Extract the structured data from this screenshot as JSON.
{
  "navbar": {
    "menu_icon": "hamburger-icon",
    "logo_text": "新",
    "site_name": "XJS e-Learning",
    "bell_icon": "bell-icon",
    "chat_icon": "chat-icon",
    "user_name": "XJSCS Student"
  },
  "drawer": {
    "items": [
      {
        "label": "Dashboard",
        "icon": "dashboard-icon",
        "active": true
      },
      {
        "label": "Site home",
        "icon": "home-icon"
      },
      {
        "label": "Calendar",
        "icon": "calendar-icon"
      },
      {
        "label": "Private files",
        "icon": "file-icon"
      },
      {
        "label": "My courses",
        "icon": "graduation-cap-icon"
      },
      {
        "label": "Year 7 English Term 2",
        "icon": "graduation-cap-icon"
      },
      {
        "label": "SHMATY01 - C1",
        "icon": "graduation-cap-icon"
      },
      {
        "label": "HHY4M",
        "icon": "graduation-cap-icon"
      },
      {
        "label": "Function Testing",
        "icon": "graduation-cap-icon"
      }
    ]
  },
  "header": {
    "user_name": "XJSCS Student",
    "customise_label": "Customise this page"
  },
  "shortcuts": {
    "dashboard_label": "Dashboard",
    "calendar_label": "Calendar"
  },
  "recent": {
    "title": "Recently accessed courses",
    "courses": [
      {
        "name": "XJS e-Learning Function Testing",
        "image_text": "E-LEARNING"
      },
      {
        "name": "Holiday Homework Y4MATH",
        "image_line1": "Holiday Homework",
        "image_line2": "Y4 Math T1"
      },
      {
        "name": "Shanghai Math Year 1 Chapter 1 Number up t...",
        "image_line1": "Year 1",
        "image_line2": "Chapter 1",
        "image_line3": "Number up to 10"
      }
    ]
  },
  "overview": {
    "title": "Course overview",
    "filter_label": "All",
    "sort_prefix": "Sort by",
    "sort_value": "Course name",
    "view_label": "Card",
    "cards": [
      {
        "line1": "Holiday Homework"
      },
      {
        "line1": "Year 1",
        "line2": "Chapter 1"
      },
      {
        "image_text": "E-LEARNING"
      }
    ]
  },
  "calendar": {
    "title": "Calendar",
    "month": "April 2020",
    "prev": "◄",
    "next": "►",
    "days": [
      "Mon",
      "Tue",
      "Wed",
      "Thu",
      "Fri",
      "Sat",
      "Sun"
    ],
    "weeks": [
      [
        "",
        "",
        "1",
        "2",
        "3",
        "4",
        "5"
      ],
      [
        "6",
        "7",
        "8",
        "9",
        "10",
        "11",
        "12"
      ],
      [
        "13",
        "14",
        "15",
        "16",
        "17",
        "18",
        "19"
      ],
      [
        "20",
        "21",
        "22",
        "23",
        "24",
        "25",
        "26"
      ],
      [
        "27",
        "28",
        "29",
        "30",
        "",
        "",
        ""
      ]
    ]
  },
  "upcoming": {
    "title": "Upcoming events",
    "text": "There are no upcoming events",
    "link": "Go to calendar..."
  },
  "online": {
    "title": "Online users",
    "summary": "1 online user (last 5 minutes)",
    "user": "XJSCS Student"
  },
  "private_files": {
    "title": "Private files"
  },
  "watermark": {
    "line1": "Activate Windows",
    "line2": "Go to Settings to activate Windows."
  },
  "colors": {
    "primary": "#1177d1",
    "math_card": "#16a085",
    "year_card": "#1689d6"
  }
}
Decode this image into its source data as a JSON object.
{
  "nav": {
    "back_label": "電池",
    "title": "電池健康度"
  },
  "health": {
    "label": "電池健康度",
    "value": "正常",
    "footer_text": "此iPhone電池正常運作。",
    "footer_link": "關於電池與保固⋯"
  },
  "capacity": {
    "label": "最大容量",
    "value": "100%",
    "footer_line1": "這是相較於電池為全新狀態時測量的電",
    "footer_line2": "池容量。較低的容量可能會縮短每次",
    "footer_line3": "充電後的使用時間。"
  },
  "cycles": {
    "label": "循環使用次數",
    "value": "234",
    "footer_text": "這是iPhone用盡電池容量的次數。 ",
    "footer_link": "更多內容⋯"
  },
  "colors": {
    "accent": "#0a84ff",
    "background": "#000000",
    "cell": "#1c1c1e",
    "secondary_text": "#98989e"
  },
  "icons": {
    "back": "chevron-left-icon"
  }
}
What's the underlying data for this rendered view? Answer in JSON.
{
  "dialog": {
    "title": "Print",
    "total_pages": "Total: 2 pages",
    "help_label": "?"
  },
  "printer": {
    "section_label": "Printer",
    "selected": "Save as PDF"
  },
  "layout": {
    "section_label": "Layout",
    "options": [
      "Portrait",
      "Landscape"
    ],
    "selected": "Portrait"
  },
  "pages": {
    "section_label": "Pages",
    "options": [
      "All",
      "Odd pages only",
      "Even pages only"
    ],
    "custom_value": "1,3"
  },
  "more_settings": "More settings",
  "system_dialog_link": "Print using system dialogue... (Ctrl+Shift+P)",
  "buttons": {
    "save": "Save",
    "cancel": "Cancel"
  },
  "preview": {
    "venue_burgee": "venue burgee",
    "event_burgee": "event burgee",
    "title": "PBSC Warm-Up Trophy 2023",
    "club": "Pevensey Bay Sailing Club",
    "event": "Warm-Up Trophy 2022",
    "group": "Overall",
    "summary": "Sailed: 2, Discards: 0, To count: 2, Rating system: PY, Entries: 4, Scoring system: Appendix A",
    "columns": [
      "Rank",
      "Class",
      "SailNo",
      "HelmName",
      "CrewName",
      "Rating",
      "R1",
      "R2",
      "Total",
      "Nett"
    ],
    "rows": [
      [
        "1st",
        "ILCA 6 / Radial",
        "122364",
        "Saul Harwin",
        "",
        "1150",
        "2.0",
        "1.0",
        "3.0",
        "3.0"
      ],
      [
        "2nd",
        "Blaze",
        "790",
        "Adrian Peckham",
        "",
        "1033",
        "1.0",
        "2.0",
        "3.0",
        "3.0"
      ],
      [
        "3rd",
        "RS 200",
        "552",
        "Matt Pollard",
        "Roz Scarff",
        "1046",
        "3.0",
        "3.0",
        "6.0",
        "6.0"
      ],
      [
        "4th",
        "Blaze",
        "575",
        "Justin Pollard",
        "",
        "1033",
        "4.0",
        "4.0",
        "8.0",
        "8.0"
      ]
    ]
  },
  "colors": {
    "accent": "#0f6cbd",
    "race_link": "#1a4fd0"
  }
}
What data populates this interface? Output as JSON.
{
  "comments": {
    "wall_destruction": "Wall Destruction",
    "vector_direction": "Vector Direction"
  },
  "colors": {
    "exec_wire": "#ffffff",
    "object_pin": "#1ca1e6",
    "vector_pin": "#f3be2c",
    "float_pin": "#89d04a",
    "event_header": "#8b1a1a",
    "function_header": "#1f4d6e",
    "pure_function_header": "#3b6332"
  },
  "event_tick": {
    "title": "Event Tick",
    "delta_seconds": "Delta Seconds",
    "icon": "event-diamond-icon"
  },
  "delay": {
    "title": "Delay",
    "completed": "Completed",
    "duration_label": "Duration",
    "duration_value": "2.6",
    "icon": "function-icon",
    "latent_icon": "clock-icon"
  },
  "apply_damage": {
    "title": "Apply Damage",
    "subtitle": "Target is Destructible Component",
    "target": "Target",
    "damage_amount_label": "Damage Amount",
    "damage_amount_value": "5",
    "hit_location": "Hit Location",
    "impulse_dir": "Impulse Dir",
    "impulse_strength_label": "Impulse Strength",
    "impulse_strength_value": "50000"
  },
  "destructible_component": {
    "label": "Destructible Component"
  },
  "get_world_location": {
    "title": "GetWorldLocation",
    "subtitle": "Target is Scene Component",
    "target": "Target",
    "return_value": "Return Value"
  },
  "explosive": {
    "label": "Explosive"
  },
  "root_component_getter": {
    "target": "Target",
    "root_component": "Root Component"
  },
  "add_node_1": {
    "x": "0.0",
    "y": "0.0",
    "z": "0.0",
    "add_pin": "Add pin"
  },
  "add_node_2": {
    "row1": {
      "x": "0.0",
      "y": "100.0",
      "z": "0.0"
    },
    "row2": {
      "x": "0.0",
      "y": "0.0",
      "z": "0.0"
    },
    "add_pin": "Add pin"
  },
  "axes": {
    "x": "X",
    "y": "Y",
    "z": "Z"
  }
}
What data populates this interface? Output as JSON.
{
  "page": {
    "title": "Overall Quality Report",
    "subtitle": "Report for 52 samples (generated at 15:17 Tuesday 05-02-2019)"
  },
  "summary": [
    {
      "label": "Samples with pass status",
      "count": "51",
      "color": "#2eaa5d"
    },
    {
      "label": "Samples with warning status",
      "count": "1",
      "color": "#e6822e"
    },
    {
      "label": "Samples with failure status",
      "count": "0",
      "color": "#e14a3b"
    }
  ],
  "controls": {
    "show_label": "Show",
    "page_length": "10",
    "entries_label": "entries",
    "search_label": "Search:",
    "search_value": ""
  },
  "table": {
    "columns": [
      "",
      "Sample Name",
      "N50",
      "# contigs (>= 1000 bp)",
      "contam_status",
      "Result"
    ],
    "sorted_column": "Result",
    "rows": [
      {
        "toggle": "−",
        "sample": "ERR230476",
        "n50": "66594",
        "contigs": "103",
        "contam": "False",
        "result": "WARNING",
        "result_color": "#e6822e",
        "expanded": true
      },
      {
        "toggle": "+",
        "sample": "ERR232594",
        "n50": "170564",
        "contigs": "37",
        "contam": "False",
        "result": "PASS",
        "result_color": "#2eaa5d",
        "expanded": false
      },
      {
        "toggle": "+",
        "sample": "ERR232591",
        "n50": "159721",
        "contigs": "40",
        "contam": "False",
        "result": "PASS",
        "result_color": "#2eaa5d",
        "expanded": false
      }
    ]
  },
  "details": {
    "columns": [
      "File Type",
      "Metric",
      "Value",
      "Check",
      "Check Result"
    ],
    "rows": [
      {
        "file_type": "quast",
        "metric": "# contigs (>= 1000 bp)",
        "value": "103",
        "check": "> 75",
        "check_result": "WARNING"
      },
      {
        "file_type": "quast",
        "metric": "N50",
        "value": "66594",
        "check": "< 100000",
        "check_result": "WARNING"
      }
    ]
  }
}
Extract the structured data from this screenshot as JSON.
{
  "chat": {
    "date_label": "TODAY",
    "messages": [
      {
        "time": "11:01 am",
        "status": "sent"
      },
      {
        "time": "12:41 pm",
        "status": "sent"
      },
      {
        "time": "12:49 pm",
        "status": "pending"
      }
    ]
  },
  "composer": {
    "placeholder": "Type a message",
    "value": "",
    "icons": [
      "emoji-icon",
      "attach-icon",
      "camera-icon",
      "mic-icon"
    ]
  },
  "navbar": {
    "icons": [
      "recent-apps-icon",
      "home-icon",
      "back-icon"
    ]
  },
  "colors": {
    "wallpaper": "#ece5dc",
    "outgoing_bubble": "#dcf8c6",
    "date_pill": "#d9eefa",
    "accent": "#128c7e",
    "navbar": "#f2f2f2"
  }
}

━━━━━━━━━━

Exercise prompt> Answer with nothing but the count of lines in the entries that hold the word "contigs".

Task response> 5